There has been so much excitement about the financial settlement of the North Shore Road issue. My email inbox has been almost about nothing else. Everyone from the Great Smoky Mountains Association board to various environmental groups have been sending out congratulations.
On Saturday, Feb. 6, Ken Salazar, Secretary of the Department of the Interior, is going to be in Bryson City to formally announce this settlement. Imagine! This has been going on since 1943. Now thanks to our Congressman Heath Shuler and Superintendent Dale Ditmanson, it will be settled.
So come to the celebration!
What: Signing of Settlement Agreement on proposed North Shore Road in Swain County, NC.
When: Saturday, February 6th, 11:30am – 12:30pm
Where: Bryson City Town Square
Intersection of Main Street and Rector Street
Bryson City, NC
(Rain location) Fine Arts Center Swain County High School 1415 Fontana Road Bryson City, NC
This decision is so important that I’ve repeated the Superintendent’s media advisory in full. Here goes:
After nearly 70 years of debate and a nine-year decision making process, it appears virtually certain that the proposal to construct the North Shore Road will come to an end this Saturday. Swain County Commissioners are
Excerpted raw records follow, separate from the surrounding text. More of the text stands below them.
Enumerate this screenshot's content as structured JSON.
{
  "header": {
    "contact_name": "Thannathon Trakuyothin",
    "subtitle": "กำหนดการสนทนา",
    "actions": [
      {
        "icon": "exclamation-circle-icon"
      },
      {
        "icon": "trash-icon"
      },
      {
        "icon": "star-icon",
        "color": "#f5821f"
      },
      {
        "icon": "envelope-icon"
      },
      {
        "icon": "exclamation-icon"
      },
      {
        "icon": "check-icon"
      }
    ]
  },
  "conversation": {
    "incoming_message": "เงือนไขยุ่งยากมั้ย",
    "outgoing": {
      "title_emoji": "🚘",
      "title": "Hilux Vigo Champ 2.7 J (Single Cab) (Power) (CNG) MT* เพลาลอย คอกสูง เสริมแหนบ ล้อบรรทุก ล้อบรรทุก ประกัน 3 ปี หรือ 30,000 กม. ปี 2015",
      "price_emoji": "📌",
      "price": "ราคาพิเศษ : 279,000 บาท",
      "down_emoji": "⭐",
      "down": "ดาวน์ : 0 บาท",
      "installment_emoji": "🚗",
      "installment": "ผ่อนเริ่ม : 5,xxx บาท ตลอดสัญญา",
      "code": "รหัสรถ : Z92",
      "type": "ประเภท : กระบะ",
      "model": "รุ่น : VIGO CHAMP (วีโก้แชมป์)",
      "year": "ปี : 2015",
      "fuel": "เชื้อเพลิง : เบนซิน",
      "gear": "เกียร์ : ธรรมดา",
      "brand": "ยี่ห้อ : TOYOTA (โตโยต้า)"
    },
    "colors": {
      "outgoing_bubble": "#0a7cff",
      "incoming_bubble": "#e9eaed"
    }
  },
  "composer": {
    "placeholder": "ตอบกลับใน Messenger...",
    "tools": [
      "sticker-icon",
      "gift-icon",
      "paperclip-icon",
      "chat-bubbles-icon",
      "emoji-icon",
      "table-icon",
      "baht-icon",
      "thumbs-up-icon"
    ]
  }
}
scheduled to vote on Friday on whether to accept a new agreement, which has been proposed by the Department of Interior, to replace the 1943 Agreement.
There is every reason to expect that the Commission will vote to accept the new agreement, which explicitly nullifies the earlier agreement, and supports a payment to Swain County of $52 million over a ten year period.
If the Commission accepts the new agreement, there will be an event on the lawn of the old Swain County Courthouse on Saturday at 11:30 a.m. at which Interior Secretary Ken Salazar and the Chairman of the Swain County County
Commission will sign the new agreement. NC Governor Bev Perdue and a representative of TVA have also been invited. Representative Heath Shuler, who has played a critical role in gaining federal acceptance of the new agreement, will also participate.
This is the outcome supported in the NPS Record of Decision issued in December 2007 as the alternative that best protects the resources of Great Smoky Mountains National Park, a goal that I know we all share. Although we are glad that we have finally reached this landmark decision, we also
need to be sensitive to those that made the sacrifice when they were moved off the land. While the outcome of the Swain County vote on Friday is expected to be 4-1 in support of the settlement, that one vote has been the
voice of those that supported the road. Those are among the families whose heritage we praised during the 75th Anniversary celebrations throughout 2009. As was stated in the EIS, the Park is committed to continue to provide the same access to the North Shore cemeteries as we have in the past.
Finally, I want to thank all of you who worked for many years towards reaching a resolution to this issue. I know that many of you spent many hours working on the EIS alternatives, attending and organizing public meetings, and communicating with the public about the North Shore Road
issues and decision-process. Few initiatives that the Park has undertaken contribute more significantly towards the Park’s mission of preserving our natural and cultural resources and providing for the enjoyment of these
resources unimpaired in the future.